In your copy, include no images and return each entry exactly as written.

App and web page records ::
********

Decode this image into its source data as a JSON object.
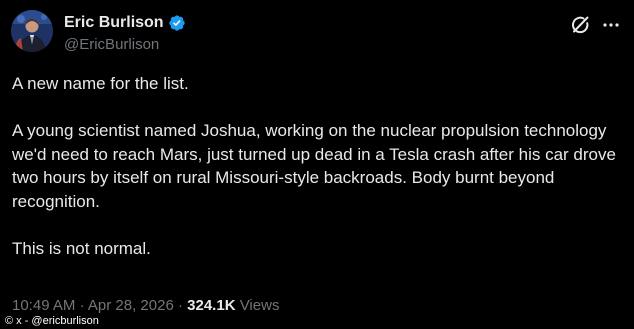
{
  "post": {
    "author_name": "Eric Burlison",
    "handle": "@EricBurlison",
    "verified": true,
    "paragraphs": [
      "A new name for the list.",
      "A young scientist named Joshua, working on the nuclear propulsion technology we'd need to reach Mars, just turned up dead in a Tesla crash after his car drove two hours by itself on rural Missouri-style backroads. Body burnt beyond recognition.",
      "This is not normal."
    ],
    "time": "10:49 AM",
    "separator": "·",
    "date": "Apr 28, 2026",
    "views_count": "324.1K",
    "views_label": "Views"
  },
  "icons": {
    "verified": "verified-badge-icon",
    "grok": "grok-icon",
    "more": "more-icon"
  },
  "watermark": "© x - @ericburlison",
  "colors": {
    "background": "#000000",
    "text_primary": "#e7e9ea",
    "text_secondary": "#71767b",
    "verified": "#1d9bf0"
  }
}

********

Written response ::
Decode this image into its source data as a JSON object.
{
  "post": {
    "author_name": "Eric Burlison",
    "handle": "@EricBurlison",
    "verified": true,
    "paragraphs": [
      "A new name for the list.",
      "A young scientist named Joshua, working on the nuclear propulsion technology we'd need to reach Mars, just turned up dead in a Tesla crash after his car drove two hours by itself on rural Missouri-style backroads. Body burnt beyond recognition.",
      "This is not normal."
    ],
    "time": "10:49 AM",
    "separator": "·",
    "date": "Apr 28, 2026",
    "views_count": "324.1K",
    "views_label": "Views"
  },
  "icons": {
    "verified": "verified-badge-icon",
    "grok": "grok-icon",
    "more": "more-icon"
  },
  "watermark": "© x - @ericburlison",
  "colors": {
    "background": "#000000",
    "text_primary": "#e7e9ea",
    "text_secondary": "#71767b",
    "verified": "#1d9bf0"
  }
}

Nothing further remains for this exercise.